*** RECORDS FOR PROCESSING Section Begins ***

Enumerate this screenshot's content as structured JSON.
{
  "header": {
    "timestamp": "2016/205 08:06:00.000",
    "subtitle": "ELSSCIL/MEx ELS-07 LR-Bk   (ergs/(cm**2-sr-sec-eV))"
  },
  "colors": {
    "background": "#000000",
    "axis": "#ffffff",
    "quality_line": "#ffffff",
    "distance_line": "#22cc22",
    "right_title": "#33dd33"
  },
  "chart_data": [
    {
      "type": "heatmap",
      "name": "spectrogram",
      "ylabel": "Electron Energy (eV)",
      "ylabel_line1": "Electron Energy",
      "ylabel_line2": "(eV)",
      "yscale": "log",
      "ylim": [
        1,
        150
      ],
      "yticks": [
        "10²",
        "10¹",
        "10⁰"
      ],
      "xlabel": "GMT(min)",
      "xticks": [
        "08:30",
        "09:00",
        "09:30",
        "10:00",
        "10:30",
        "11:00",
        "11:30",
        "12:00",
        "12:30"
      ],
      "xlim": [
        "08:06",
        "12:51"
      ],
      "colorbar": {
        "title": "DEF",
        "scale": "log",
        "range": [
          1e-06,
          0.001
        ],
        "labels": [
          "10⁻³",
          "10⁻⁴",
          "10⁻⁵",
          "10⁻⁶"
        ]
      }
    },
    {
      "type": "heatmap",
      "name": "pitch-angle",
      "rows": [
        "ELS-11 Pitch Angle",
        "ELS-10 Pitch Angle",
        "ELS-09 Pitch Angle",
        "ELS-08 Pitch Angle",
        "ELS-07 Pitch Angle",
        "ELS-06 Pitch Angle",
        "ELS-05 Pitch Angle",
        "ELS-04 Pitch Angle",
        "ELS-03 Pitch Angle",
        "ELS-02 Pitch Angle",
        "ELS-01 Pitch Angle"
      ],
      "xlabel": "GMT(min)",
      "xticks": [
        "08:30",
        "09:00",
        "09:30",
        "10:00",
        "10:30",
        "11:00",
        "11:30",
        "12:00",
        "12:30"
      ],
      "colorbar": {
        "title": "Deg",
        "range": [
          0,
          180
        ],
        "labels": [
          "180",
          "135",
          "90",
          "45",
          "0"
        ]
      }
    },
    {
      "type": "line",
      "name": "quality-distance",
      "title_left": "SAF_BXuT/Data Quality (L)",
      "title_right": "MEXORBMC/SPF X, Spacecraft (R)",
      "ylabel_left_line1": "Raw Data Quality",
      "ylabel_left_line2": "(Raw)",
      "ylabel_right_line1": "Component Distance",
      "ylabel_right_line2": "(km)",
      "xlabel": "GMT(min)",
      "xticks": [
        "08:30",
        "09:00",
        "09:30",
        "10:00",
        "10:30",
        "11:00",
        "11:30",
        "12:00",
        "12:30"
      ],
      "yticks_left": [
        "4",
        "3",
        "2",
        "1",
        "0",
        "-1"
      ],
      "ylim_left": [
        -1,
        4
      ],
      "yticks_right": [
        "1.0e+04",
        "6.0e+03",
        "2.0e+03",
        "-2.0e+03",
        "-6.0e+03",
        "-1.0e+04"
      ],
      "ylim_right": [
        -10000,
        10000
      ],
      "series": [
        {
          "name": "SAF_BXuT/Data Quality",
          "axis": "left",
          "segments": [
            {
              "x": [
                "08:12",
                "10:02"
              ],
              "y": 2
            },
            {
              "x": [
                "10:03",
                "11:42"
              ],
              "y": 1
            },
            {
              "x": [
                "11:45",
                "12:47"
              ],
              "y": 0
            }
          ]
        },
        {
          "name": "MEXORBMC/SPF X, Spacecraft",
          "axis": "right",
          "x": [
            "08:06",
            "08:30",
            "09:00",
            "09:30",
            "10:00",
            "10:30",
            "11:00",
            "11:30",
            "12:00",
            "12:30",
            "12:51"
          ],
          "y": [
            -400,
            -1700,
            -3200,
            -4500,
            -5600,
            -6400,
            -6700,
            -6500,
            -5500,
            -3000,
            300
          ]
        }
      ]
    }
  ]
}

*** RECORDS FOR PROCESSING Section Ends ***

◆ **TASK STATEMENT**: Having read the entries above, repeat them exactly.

◆ **SOLUTION TO THE PROBLEM**:
Enumerate this screenshot's content as structured JSON.
{
  "header": {
    "timestamp": "2016/205 08:06:00.000",
    "subtitle": "ELSSCIL/MEx ELS-07 LR-Bk   (ergs/(cm**2-sr-sec-eV))"
  },
  "colors": {
    "background": "#000000",
    "axis": "#ffffff",
    "quality_line": "#ffffff",
    "distance_line": "#22cc22",
    "right_title": "#33dd33"
  },
  "chart_data": [
    {
      "type": "heatmap",
      "name": "spectrogram",
      "ylabel": "Electron Energy (eV)",
      "ylabel_line1": "Electron Energy",
      "ylabel_line2": "(eV)",
      "yscale": "log",
      "ylim": [
        1,
        150
      ],
      "yticks": [
        "10²",
        "10¹",
        "10⁰"
      ],
      "xlabel": "GMT(min)",
      "xticks": [
        "08:30",
        "09:00",
        "09:30",
        "10:00",
        "10:30",
        "11:00",
        "11:30",
        "12:00",
        "12:30"
      ],
      "xlim": [
        "08:06",
        "12:51"
      ],
      "colorbar": {
        "title": "DEF",
        "scale": "log",
        "range": [
          1e-06,
          0.001
        ],
        "labels": [
          "10⁻³",
          "10⁻⁴",
          "10⁻⁵",
          "10⁻⁶"
        ]
      }
    },
    {
      "type": "heatmap",
      "name": "pitch-angle",
      "rows": [
        "ELS-11 Pitch Angle",
        "ELS-10 Pitch Angle",
        "ELS-09 Pitch Angle",
        "ELS-08 Pitch Angle",
        "ELS-07 Pitch Angle",
        "ELS-06 Pitch Angle",
        "ELS-05 Pitch Angle",
        "ELS-04 Pitch Angle",
        "ELS-03 Pitch Angle",
        "ELS-02 Pitch Angle",
        "ELS-01 Pitch Angle"
      ],
      "xlabel": "GMT(min)",
      "xticks": [
        "08:30",
        "09:00",
        "09:30",
        "10:00",
        "10:30",
        "11:00",
        "11:30",
        "12:00",
        "12:30"
      ],
      "colorbar": {
        "title": "Deg",
        "range": [
          0,
          180
        ],
        "labels": [
          "180",
          "135",
          "90",
          "45",
          "0"
        ]
      }
    },
    {
      "type": "line",
      "name": "quality-distance",
      "title_left": "SAF_BXuT/Data Quality (L)",
      "title_right": "MEXORBMC/SPF X, Spacecraft (R)",
      "ylabel_left_line1": "Raw Data Quality",
      "ylabel_left_line2": "(Raw)",
      "ylabel_right_line1": "Component Distance",
      "ylabel_right_line2": "(km)",
      "xlabel": "GMT(min)",
      "xticks": [
        "08:30",
        "09:00",
        "09:30",
        "10:00",
        "10:30",
        "11:00",
        "11:30",
        "12:00",
        "12:30"
      ],
      "yticks_left": [
        "4",
        "3",
        "2",
        "1",
        "0",
        "-1"
      ],
      "ylim_left": [
        -1,
        4
      ],
      "yticks_right": [
        "1.0e+04",
        "6.0e+03",
        "2.0e+03",
        "-2.0e+03",
        "-6.0e+03",
        "-1.0e+04"
      ],
      "ylim_right": [
        -10000,
        10000
      ],
      "series": [
        {
          "name": "SAF_BXuT/Data Quality",
          "axis": "left",
          "segments": [
            {
              "x": [
                "08:12",
                "10:02"
              ],
              "y": 2
            },
            {
              "x": [
                "10:03",
                "11:42"
              ],
              "y": 1
            },
            {
              "x": [
                "11:45",
                "12:47"
              ],
              "y": 0
            }
          ]
        },
        {
          "name": "MEXORBMC/SPF X, Spacecraft",
          "axis": "right",
          "x": [
            "08:06",
            "08:30",
            "09:00",
            "09:30",
            "10:00",
            "10:30",
            "11:00",
            "11:30",
            "12:00",
            "12:30",
            "12:51"
          ],
          "y": [
            -400,
            -1700,
            -3200,
            -4500,
            -5600,
            -6400,
            -6700,
            -6500,
            -5500,
            -3000,
            300
          ]
        }
      ]
    }
  ]
}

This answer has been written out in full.